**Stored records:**
···

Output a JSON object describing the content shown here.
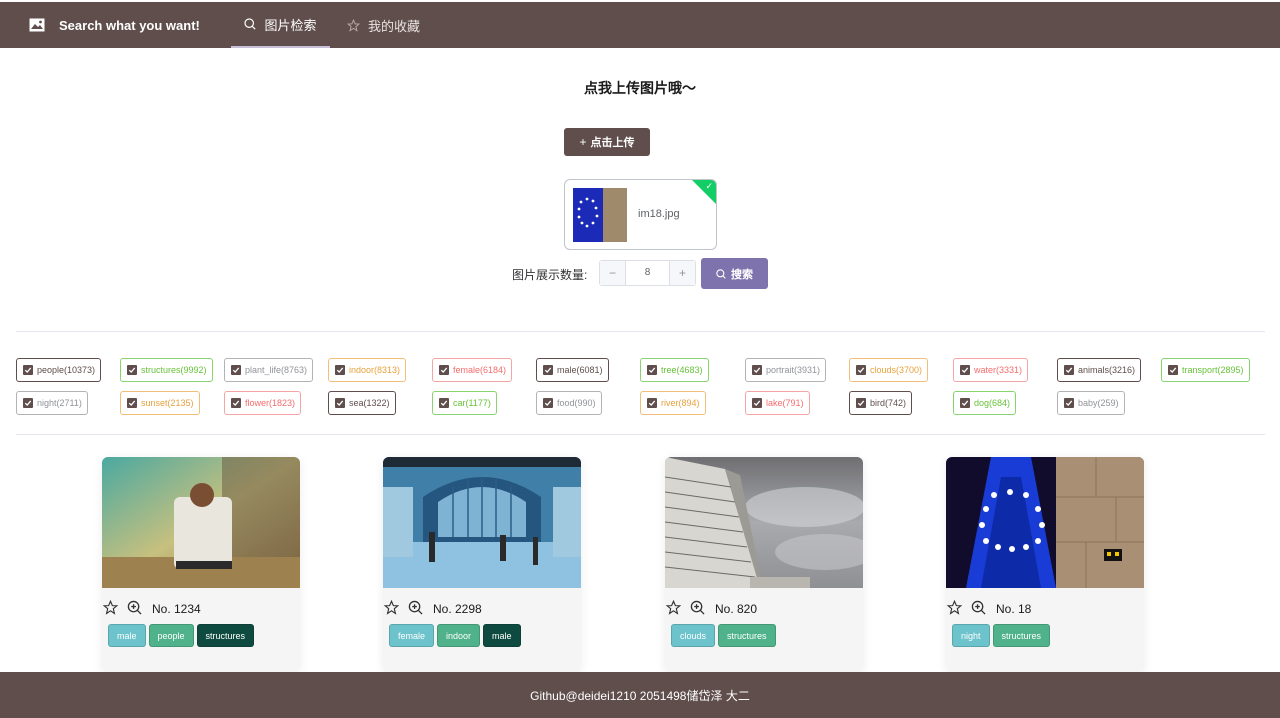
{
  "header": {
    "title": "Search what you want!",
    "tabs": [
      {
        "label": "图片检索",
        "icon": "search-icon",
        "active": true
      },
      {
        "label": "我的收藏",
        "icon": "star-icon",
        "active": false
      }
    ],
    "bg_color": "#5f4e4b"
  },
  "upload": {
    "title": "点我上传图片哦～",
    "button_label": "点击上传",
    "file_name": "im18.jpg",
    "status": "success"
  },
  "search": {
    "count_label": "图片展示数量:",
    "count_value": "8",
    "stepper_minus": "−",
    "stepper_plus": "+",
    "button_label": "搜索",
    "button_color": "#7f73ad"
  },
  "tags": [
    {
      "label": "people(10373)",
      "color": "dark"
    },
    {
      "label": "structures(9992)",
      "color": "green"
    },
    {
      "label": "plant_life(8763)",
      "color": "gray"
    },
    {
      "label": "indoor(8313)",
      "color": "orange"
    },
    {
      "label": "female(6184)",
      "color": "red"
    },
    {
      "label": "male(6081)",
      "color": "dark"
    },
    {
      "label": "tree(4683)",
      "color": "green"
    },
    {
      "label": "portrait(3931)",
      "color": "gray"
    },
    {
      "label": "clouds(3700)",
      "color": "orange"
    },
    {
      "label": "water(3331)",
      "color": "red"
    },
    {
      "label": "animals(3216)",
      "color": "dark"
    },
    {
      "label": "transport(2895)",
      "color": "green"
    },
    {
      "label": "night(2711)",
      "color": "gray"
    },
    {
      "label": "sunset(2135)",
      "color": "orange"
    },
    {
      "label": "flower(1823)",
      "color": "red"
    },
    {
      "label": "sea(1322)",
      "color": "dark"
    },
    {
      "label": "car(1177)",
      "color": "green"
    },
    {
      "label": "food(990)",
      "color": "gray"
    },
    {
      "label": "river(894)",
      "color": "orange"
    },
    {
      "label": "lake(791)",
      "color": "red"
    },
    {
      "label": "bird(742)",
      "color": "dark"
    },
    {
      "label": "dog(684)",
      "color": "green"
    },
    {
      "label": "baby(259)",
      "color": "gray"
    }
  ],
  "results": [
    {
      "number": "No. 1234",
      "image": "man-in-field-photo",
      "tags": [
        {
          "label": "male",
          "color": "blue"
        },
        {
          "label": "people",
          "color": "green"
        },
        {
          "label": "structures",
          "color": "dark"
        }
      ]
    },
    {
      "number": "No. 2298",
      "image": "station-hall-photo",
      "tags": [
        {
          "label": "female",
          "color": "blue"
        },
        {
          "label": "indoor",
          "color": "green"
        },
        {
          "label": "male",
          "color": "dark"
        }
      ]
    },
    {
      "number": "No. 820",
      "image": "building-clouds-photo",
      "tags": [
        {
          "label": "clouds",
          "color": "blue"
        },
        {
          "label": "structures",
          "color": "green"
        }
      ]
    },
    {
      "number": "No. 18",
      "image": "eiffel-blue-night-photo",
      "tags": [
        {
          "label": "night",
          "color": "blue"
        },
        {
          "label": "structures",
          "color": "green"
        }
      ]
    }
  ],
  "footer": {
    "text": "Github@deidei1210 2051498储岱泽 大二"
  }
}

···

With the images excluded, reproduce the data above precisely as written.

**Reply to the exercise:**
Output a JSON object describing the content shown here.
{
  "header": {
    "title": "Search what you want!",
    "tabs": [
      {
        "label": "图片检索",
        "icon": "search-icon",
        "active": true
      },
      {
        "label": "我的收藏",
        "icon": "star-icon",
        "active": false
      }
    ],
    "bg_color": "#5f4e4b"
  },
  "upload": {
    "title": "点我上传图片哦～",
    "button_label": "点击上传",
    "file_name": "im18.jpg",
    "status": "success"
  },
  "search": {
    "count_label": "图片展示数量:",
    "count_value": "8",
    "stepper_minus": "−",
    "stepper_plus": "+",
    "button_label": "搜索",
    "button_color": "#7f73ad"
  },
  "tags": [
    {
      "label": "people(10373)",
      "color": "dark"
    },
    {
      "label": "structures(9992)",
      "color": "green"
    },
    {
      "label": "plant_life(8763)",
      "color": "gray"
    },
    {
      "label": "indoor(8313)",
      "color": "orange"
    },
    {
      "label": "female(6184)",
      "color": "red"
    },
    {
      "label": "male(6081)",
      "color": "dark"
    },
    {
      "label": "tree(4683)",
      "color": "green"
    },
    {
      "label": "portrait(3931)",
      "color": "gray"
    },
    {
      "label": "clouds(3700)",
      "color": "orange"
    },
    {
      "label": "water(3331)",
      "color": "red"
    },
    {
      "label": "animals(3216)",
      "color": "dark"
    },
    {
      "label": "transport(2895)",
      "color": "green"
    },
    {
      "label": "night(2711)",
      "color": "gray"
    },
    {
      "label": "sunset(2135)",
      "color": "orange"
    },
    {
      "label": "flower(1823)",
      "color": "red"
    },
    {
      "label": "sea(1322)",
      "color": "dark"
    },
    {
      "label": "car(1177)",
      "color": "green"
    },
    {
      "label": "food(990)",
      "color": "gray"
    },
    {
      "label": "river(894)",
      "color": "orange"
    },
    {
      "label": "lake(791)",
      "color": "red"
    },
    {
      "label": "bird(742)",
      "color": "dark"
    },
    {
      "label": "dog(684)",
      "color": "green"
    },
    {
      "label": "baby(259)",
      "color": "gray"
    }
  ],
  "results": [
    {
      "number": "No. 1234",
      "image": "man-in-field-photo",
      "tags": [
        {
          "label": "male",
          "color": "blue"
        },
        {
          "label": "people",
          "color": "green"
        },
        {
          "label": "structures",
          "color": "dark"
        }
      ]
    },
    {
      "number": "No. 2298",
      "image": "station-hall-photo",
      "tags": [
        {
          "label": "female",
          "color": "blue"
        },
        {
          "label": "indoor",
          "color": "green"
        },
        {
          "label": "male",
          "color": "dark"
        }
      ]
    },
    {
      "number": "No. 820",
      "image": "building-clouds-photo",
      "tags": [
        {
          "label": "clouds",
          "color": "blue"
        },
        {
          "label": "structures",
          "color": "green"
        }
      ]
    },
    {
      "number": "No. 18",
      "image": "eiffel-blue-night-photo",
      "tags": [
        {
          "label": "night",
          "color": "blue"
        },
        {
          "label": "structures",
          "color": "green"
        }
      ]
    }
  ],
  "footer": {
    "text": "Github@deidei1210 2051498储岱泽 大二"
  }
}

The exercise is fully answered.